WHAT YOU ARE ASKED TO DO:
In the entries below, find each line with the word "data" and pull it out.

■ ■ ■ ■ ■

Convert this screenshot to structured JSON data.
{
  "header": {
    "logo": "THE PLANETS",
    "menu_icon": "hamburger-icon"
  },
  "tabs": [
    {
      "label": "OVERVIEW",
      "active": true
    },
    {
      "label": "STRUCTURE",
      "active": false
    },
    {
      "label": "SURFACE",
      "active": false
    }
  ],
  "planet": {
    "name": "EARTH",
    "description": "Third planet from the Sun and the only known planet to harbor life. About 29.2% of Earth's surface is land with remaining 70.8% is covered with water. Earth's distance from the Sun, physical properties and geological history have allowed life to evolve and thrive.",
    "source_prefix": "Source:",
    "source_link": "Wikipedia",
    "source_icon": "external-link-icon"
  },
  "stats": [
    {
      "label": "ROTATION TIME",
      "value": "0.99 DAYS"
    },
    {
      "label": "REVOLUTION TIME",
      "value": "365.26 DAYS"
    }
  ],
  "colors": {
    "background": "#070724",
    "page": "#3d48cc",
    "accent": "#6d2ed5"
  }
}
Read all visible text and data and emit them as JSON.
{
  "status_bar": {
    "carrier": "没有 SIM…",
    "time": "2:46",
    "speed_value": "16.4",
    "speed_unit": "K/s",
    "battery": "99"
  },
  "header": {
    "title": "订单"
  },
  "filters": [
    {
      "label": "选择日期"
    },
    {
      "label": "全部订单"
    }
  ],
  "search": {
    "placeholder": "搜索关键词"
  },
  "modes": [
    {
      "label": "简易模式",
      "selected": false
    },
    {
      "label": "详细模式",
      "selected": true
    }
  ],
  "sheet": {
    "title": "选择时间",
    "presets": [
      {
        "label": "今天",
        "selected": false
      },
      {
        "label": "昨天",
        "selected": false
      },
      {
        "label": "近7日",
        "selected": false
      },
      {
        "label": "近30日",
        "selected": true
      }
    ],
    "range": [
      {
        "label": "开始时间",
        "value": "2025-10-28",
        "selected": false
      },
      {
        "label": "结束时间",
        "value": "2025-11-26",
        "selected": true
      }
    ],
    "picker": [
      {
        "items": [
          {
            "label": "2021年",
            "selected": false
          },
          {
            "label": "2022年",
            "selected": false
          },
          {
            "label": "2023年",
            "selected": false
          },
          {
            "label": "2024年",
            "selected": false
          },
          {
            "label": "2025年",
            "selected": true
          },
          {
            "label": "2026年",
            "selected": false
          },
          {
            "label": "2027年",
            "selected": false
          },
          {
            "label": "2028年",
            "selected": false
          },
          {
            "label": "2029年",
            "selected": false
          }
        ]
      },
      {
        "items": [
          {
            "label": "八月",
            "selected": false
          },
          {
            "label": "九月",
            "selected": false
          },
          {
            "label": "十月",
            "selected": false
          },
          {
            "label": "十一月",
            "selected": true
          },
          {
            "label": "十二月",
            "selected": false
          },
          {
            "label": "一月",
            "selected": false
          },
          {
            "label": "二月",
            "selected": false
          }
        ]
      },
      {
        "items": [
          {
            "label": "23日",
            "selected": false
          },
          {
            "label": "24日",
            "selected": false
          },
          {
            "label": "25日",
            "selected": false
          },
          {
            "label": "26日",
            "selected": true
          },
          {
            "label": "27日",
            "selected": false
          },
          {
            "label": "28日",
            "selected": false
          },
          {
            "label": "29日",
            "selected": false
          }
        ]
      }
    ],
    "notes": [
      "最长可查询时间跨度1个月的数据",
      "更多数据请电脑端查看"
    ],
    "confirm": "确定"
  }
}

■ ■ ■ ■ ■

WRITTEN REPLY:
Convert this screenshot to structured JSON data.
Read all visible text and data and emit them as JSON.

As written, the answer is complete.